It was an excellent exercise to spend time clarifying this as the overarching and primary goal of B.C. boards of education.

However, in speaking with my table mates over the day it was apparent that trustees and administrators in other jurisdictions around the world are not able to provide this type of equitable education.

Particularly in the United States; public education in their districts is dependent on the level of taxation and economy of each district.

Furthermore in British Columbia although trustees are required to establish “catchment areas” for each school we also have “Choice and Flexibility” legislation (Policy #305 in School District 67) which allows for parents or guardians to transfer their child or children to a school of their choice, if there is space. In the United States this is not the case and students are never allowed cross-boundary transfers in the public education system.

From that point, participants examined the assets in each of our educational communities.

The base premise was that each individual in the community knows precisely what their role and responsibility is.

The conversation grew to include the value of collaboration over common goals, objectives and the accountability that grows out of co-creating a strategic plan.

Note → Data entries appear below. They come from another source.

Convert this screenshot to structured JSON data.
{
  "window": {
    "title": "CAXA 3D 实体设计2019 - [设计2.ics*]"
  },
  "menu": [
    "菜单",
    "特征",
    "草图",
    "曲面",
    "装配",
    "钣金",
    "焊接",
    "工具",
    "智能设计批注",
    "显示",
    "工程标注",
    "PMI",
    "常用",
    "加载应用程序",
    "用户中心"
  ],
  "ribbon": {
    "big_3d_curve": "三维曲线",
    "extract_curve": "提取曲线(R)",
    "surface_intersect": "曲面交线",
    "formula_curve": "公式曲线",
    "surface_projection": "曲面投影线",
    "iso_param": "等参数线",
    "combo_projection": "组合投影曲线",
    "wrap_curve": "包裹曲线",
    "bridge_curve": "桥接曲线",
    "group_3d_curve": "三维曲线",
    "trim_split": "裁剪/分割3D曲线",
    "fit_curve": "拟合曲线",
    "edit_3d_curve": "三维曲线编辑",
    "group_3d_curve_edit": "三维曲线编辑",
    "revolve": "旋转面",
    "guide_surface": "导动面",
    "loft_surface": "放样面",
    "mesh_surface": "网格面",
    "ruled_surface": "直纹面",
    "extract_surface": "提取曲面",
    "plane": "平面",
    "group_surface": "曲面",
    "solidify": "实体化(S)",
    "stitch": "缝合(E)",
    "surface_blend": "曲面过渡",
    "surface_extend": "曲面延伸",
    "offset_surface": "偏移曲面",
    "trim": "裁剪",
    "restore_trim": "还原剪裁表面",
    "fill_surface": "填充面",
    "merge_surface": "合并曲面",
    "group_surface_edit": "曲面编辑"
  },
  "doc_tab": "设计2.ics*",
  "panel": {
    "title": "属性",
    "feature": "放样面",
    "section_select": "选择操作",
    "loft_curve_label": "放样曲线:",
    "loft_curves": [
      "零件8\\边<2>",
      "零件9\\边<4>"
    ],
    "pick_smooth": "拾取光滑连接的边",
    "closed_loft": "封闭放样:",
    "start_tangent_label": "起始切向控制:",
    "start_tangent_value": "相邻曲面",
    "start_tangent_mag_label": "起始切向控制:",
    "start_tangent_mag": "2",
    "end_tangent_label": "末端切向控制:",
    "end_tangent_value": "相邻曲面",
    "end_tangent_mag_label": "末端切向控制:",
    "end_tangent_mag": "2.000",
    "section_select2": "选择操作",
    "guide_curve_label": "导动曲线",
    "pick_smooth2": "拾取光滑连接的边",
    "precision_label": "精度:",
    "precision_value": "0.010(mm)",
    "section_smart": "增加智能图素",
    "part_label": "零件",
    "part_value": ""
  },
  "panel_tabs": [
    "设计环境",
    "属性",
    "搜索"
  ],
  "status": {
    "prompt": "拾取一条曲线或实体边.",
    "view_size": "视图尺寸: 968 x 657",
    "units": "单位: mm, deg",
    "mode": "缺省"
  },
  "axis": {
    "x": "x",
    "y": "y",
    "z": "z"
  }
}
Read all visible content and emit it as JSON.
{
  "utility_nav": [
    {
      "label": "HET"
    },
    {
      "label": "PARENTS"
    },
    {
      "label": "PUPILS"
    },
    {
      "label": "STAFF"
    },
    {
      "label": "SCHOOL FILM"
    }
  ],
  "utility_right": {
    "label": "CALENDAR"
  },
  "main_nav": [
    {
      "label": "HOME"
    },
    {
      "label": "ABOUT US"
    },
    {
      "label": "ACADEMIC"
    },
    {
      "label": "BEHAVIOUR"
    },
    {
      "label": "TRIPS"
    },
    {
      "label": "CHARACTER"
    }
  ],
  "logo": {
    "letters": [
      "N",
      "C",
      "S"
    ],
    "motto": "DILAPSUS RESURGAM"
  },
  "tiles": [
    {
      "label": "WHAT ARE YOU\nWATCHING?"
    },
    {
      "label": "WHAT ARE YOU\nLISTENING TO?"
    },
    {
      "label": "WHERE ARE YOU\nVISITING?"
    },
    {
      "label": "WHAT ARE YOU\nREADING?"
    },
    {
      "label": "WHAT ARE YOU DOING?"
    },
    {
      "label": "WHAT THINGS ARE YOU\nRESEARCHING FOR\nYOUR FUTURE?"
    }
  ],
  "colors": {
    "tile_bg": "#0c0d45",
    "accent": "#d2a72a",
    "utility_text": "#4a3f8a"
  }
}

The strategic plan then supports the “community of learning” collective vision for the work that needs to be done in order to continue to move the entire community forward. The professional relationships built in this collaborative or co-creative way mark the “social contract” made by boards of education that our “community of learning” should be viewed as being a cohesive group of trusted and skilled leaders.

Linda Van Alphen is the chair of the Okanagan Skaha School Board.